December 2, 2023

for company founders This isn’t a myth for exiting shareholders — a move that can make a lot of financial sense for tax reasons.

In tech hubs like the Bay Area and New York City, the top rates are 14.4% (as of January 1, 2024) and 14.8%, respectively. In contrast, states such as Florida and Texas have no state income tax, meaning there are no capital gains taxes at the state level.

Let’s consider the numbers: On a $30 million exit, founders save about $1 million. Moving from California to Florida costs approximately $4.3 million and moving from New York City to Florida costs $4.4 million. It was a big motivator for us to be willing to take the risk and go to Miami.

However, many times things are not that simple. We all know that moving can be a difficult decision, especially for those with roots in the community. Leaving your favorite golf course, local ski hill, and your group of friends can have a serious impact on your quality of life.
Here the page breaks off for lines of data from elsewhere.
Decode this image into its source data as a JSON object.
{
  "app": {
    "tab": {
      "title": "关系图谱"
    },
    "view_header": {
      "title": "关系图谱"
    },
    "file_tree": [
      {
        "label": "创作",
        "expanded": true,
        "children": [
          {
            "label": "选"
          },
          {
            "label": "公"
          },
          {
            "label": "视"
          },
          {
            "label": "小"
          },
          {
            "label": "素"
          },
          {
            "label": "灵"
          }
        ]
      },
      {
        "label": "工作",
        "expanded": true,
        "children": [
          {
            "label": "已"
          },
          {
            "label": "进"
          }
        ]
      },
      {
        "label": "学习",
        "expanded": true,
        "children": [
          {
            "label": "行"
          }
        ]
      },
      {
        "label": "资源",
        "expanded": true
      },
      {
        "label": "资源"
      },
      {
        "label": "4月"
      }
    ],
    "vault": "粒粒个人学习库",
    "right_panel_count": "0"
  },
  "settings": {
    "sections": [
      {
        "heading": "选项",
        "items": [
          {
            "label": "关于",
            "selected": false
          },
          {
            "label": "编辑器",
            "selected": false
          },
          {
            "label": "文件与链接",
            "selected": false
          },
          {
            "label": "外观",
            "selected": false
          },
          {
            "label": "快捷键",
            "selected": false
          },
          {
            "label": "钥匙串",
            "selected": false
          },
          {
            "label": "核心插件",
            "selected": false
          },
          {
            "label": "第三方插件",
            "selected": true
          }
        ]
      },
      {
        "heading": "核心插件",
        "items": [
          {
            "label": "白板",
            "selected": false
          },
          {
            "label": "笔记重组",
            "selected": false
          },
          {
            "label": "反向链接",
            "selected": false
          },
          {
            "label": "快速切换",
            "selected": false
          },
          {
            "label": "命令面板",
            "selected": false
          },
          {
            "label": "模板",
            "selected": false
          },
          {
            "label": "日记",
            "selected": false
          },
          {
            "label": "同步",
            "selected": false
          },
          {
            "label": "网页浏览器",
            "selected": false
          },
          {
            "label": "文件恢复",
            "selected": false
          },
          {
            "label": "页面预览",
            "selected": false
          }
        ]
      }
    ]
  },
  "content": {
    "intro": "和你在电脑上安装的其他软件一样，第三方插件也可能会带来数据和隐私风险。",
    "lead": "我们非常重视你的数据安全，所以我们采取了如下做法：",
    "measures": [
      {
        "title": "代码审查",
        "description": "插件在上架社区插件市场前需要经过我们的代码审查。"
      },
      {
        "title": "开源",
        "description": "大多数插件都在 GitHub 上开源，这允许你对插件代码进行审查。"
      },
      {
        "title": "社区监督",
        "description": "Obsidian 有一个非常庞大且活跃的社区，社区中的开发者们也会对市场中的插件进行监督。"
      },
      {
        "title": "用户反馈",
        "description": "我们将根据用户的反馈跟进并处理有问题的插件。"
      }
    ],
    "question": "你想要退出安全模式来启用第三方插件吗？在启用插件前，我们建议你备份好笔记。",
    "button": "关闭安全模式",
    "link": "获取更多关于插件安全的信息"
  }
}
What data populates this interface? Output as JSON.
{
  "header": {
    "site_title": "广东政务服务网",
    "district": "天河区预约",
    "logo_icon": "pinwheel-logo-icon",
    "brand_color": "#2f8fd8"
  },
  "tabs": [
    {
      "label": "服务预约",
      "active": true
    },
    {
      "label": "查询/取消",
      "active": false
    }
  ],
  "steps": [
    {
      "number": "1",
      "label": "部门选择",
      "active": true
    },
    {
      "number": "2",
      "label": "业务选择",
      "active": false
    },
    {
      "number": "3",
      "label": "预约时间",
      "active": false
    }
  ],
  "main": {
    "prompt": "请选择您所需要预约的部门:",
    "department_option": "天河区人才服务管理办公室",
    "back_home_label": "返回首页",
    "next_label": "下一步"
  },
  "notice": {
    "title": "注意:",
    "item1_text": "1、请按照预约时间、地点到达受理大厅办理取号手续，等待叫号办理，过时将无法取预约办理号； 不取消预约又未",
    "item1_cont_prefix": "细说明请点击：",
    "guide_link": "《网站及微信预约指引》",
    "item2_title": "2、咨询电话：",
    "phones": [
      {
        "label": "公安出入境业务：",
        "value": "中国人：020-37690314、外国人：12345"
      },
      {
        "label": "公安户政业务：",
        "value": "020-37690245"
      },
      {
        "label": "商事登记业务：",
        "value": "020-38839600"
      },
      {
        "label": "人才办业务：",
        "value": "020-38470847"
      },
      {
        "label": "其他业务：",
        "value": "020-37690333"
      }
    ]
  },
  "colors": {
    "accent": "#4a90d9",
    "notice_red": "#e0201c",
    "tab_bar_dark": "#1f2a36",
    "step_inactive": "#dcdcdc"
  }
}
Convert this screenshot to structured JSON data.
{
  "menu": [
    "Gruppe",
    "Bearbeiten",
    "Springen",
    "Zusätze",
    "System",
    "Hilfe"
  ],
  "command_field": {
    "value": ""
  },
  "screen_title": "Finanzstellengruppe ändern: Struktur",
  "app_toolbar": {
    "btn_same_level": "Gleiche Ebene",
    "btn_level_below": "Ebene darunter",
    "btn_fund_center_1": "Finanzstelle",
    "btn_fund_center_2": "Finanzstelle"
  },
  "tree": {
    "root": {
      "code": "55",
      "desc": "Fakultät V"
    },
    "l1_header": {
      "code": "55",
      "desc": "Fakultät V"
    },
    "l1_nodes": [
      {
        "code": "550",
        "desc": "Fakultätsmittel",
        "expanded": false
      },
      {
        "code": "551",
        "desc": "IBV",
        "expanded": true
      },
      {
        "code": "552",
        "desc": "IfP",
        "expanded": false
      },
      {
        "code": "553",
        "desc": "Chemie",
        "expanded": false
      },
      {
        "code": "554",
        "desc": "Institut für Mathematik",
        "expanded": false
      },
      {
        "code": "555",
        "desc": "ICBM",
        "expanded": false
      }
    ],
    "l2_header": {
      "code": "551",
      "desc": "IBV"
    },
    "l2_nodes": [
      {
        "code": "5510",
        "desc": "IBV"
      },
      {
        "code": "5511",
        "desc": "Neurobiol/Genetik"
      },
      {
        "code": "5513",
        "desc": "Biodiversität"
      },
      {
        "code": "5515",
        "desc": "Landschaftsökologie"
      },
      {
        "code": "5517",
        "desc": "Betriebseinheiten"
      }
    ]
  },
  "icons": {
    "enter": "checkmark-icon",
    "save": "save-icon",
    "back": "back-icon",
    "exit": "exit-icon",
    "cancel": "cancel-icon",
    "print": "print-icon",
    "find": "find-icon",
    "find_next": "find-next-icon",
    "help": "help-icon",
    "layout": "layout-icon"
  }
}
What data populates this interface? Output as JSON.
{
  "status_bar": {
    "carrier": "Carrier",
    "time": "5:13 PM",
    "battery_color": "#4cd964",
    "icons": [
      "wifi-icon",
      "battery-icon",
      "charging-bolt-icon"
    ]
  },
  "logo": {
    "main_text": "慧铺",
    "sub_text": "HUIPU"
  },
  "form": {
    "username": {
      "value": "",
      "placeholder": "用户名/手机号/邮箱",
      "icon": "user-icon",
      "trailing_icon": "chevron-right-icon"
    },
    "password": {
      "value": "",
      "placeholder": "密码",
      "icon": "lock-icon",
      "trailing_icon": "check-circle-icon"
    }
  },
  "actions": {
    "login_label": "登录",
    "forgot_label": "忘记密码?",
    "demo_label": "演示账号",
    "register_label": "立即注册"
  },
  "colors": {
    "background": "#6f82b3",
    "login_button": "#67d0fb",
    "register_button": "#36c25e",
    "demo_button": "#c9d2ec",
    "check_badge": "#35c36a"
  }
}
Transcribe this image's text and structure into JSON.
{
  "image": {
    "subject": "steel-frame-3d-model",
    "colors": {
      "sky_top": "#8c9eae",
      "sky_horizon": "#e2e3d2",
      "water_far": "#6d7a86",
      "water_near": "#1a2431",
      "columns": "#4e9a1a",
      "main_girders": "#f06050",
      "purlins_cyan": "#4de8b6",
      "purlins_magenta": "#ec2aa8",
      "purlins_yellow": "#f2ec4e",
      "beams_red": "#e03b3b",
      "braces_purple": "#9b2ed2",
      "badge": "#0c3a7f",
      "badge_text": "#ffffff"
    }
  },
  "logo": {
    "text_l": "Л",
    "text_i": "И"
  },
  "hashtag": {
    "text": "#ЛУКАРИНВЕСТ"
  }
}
It can be heartbreaking to let your child leave the family, friends and school they know and love.

This is where some people may run into trouble.

What You Need to Know About Moving to Save Taxes

Paying less in taxes isn’t as simple as packing up, fleeing town, and relocating to a new address in a tax-friendly state.

As tempting as that may be, you can’t set foot in Silicon Valley while setting foot on the Gulf Coast and save on taxes at the same time. When you move to Miami, the kids may not be able to stay in private schools in Manhattan.

As tempting as that may be, you can’t set foot in Silicon Valley while setting foot on the Gulf Coast and save on taxes at the same time.

Living in both states won’t save you. When it comes to taxes, you must pay them in full at the new address, or you may owe taxes at the old address. Unfortunately, some people may not realize this until after they have invested a considerable amount of time, money, and emotional investment in it.

Each state has its own rules for determining your tax residency, and if you’re a high net worth individual or high earner, you won’t be able to fly under the radar. High-tax states like New York or California pay special attention to those in the highest tax brackets. If you stop paying taxes at the state level, the state government will likely take notice and challenge your new residency application.

In other words, your actions are likely to trigger an audit.

In particular, the California Franchise Tax Board is known to be wary of individuals attempting to terminate their California residency, so it becomes even more important to plan and document your move thoroughly.

Also, it’s important to consider the complexities of community property law, which can affect your tax exposure if you have a spouse living in California, even if you move to a lower-tax state. Proper legal and tax advice is critical to navigating these complexities and ensuring a smooth transition.

Many people mistakenly think it’s easy to split time between states and claim a more favorable tax jurisdiction. But when you can afford to travel and maintain multiple homes, that doesn’t mean you can choose where to live best for you when tax time comes. Spending just 183 days of the year outside of a high-tax state is unlikely to reduce your tax liability.

Even after leaving high-tax states like New York or California, it’s important to understand the potential tax liabilities associated with passive income sources in those states. For example, if you continue to receive passive income from a partnership, investment property, or other source in New York or California, you will need to file a nonresident tax return and pay taxes on that income in those states.

Also, having passive income sources in your previous state can increase the likelihood of a residency audit. Therefore, it’s important to carefully consider whether keeping those investments that generate state-specific income fits with your overall financial and tax planning goals.

ready to move

If you’re considering moving to a state with lower taxes, it’s crucial to plan ahead and be prepared. The more time you give yourself before the company exits, the better off you will be. We recommend that you leave high-tax states several years in advance to ensure a smooth transition. It’s also wise to assume that you may be subject to a state tax audit, so keeping meticulous records and being prepared is critical.